While for many, conducting an AGM is a straight-forward process, there are times when contentious issues arise. Set out below are ten tips for managing an effective AGM, and strategies for dealing with anticipated and unexpected issues.
1. Be preparedBy now the location and timing of the meeting will be set (see our earlier post: Time to start thinking about your AGM), but the preparations for the AGM will be ongoing. In addition to addresses from the chairman and CEO, this may include preparing a chairman’s script for the formal part of the meeting and considering responses to key questions that may be asked of directors and management, and potentially the auditor. Hot topics this year include:
- board performance and review processes
- excessive remuneration
- independence of directors - including long standing directors, substantial shareholders or those who have commercial dealings with the company, and
- effective contribution of directors who hold multiple board roles.
2. Review your meeting proceduresIn addition to a refresher on some of the relevant provisions of the constitution; it is worth reviewing some of the general commentaries on procedures for conducting the meeting. For example, the ‘rules of debate’ or procedural motions (see Chapter 11 of The Chairman’s Red Book) can greatly assist in managing questions and discussion at the AGM.
3. Get to the pointThe ‘point of order’ is a particularly useful tool for alerting the chairman to a matter requiring their attention or correction during the AGM. It takes precedence over the discussion taking place and must be ruled on by the chairman immediately. For example, alerting the chairman to a reference to a special resolution which is actually an ordinary resolution.
4. Take the AGM notice as readIt is generally no longer necessary to ask a shareholder to move a resolution and ask another to second the motion. At the beginning of the meeting the chairman should confirm their intention to ‘take the notice as read (unless shareholders object)’. This assists to streamline the consideration of resolutions.
5. Understand the voting exclusionsUnderstand the voting exclusions that apply to each resolution under the Corporations Act, the Listing Rules (if applicable) and, potentially, the company’s constitution. This is likely to be particularly important for the remuneration report (for a listed company) and other remuneration-related resolutions. The chairman should be advised and understand who are the ‘key management personnel’ in the room excluded from voting on such resolutions.
6. Plan for spillsThe remuneration report – although now a familiar process for many in the listed environment, for companies that may face a ‘second strike’ at the AGM, processes should be in place for considering and voting on a spill resolution at the AGM.
7. Disclose proxiesMonitor and disclose proxies as an early warning signal of a potentially contentious item of business. Disclosure of proxy results (e.g. on a PowerPoint) can also assist in reducing protracted debate in the room (e.g. if it is clear that the proxies are overwhelmingly in favour). This may also include engagement with voters in the lead up to the AGM, such as if the usual participants have not returned their proxies. At the same time, knowing who is in the room is also vital, with voting more commonly conducted on a show of hands at the AGM.

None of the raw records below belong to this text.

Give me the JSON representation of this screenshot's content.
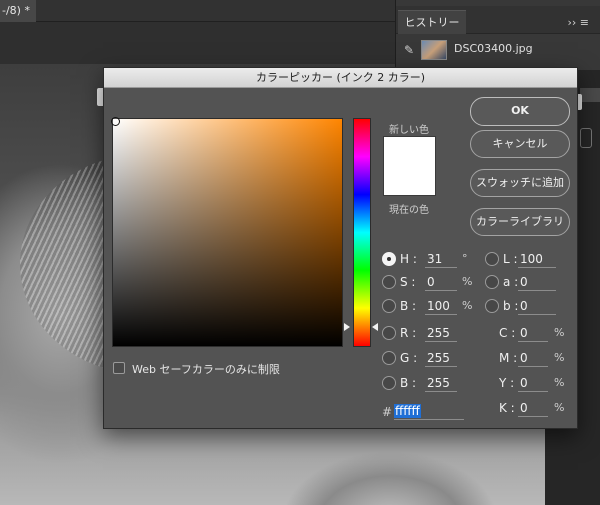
{
  "document": {
    "tab_title": "-/8) *"
  },
  "history": {
    "tab_label": "ヒストリー",
    "menu_glyph": "›› ≡",
    "item_label": "DSC03400.jpg"
  },
  "dialog": {
    "title": "カラーピッカー (インク 2 カラー)",
    "new_label": "新しい色",
    "current_label": "現在の色",
    "new_color": "#ffffff",
    "buttons": {
      "ok": "OK",
      "cancel": "キャンセル",
      "add_swatch": "スウォッチに追加",
      "color_library": "カラーライブラリ"
    },
    "hsb": {
      "h": {
        "label": "H :",
        "value": "31",
        "unit": "°"
      },
      "s": {
        "label": "S :",
        "value": "0",
        "unit": "%"
      },
      "b": {
        "label": "B :",
        "value": "100",
        "unit": "%"
      }
    },
    "rgb": {
      "r": {
        "label": "R :",
        "value": "255"
      },
      "g": {
        "label": "G :",
        "value": "255"
      },
      "b": {
        "label": "B :",
        "value": "255"
      }
    },
    "lab": {
      "l": {
        "label": "L :",
        "value": "100"
      },
      "a": {
        "label": "a :",
        "value": "0"
      },
      "b": {
        "label": "b :",
        "value": "0"
      }
    },
    "cmyk": {
      "c": {
        "label": "C :",
        "value": "0",
        "unit": "%"
      },
      "m": {
        "label": "M :",
        "value": "0",
        "unit": "%"
      },
      "y": {
        "label": "Y :",
        "value": "0",
        "unit": "%"
      },
      "k": {
        "label": "K :",
        "value": "0",
        "unit": "%"
      }
    },
    "hex_hash": "#",
    "hex_value": "ffffff",
    "web_safe_label": "Web セーフカラーのみに制限"
  }
}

8. Be prepared for a pollFor listed companies and large unlisted companies, your share registry should be on hand to assist with a poll, but it is also good for the chairman to understand when it is best for a poll to be called and the key steps involved in the process (e.g. the requirement for an adjournment for the poll to be counted). The timing of the poll is often essential to ensure that shareholder engagement is maintained.
9. Consider the timing of questionsThis may include taking questions as each resolution is considered, during or after the addresses of the chairman and CEO, and/or deferring to the end of the meeting. Although shareholders as a whole should be given a reasonable opportunity to participate and ask questions at the meeting, the chairman should be wary of a shareholder that seeks to dominate proceedings and know when to bring an end to discussions or limit the number of questions. A useful method can be to refer a shareholder to appropriate board members or executives for further clarification following close of the meeting.
10. Consider your compliance requirementsFor listed companies, ensure any presentations or addresses are released prior to the start of the meeting and the results of the AGM made available as soon as practicable following the close of the meeting.
Finally, this year has illustrated the ongoing importance of engaging with institutions and their proxy advisers. This is often left too late and can result in adverse ‘strikes’ on the remuneration report or votes against director re-elections. Post-AGM may be a good time to review any proxy patterns and the quieter time between AGM seasons more conducive to constructive discussion.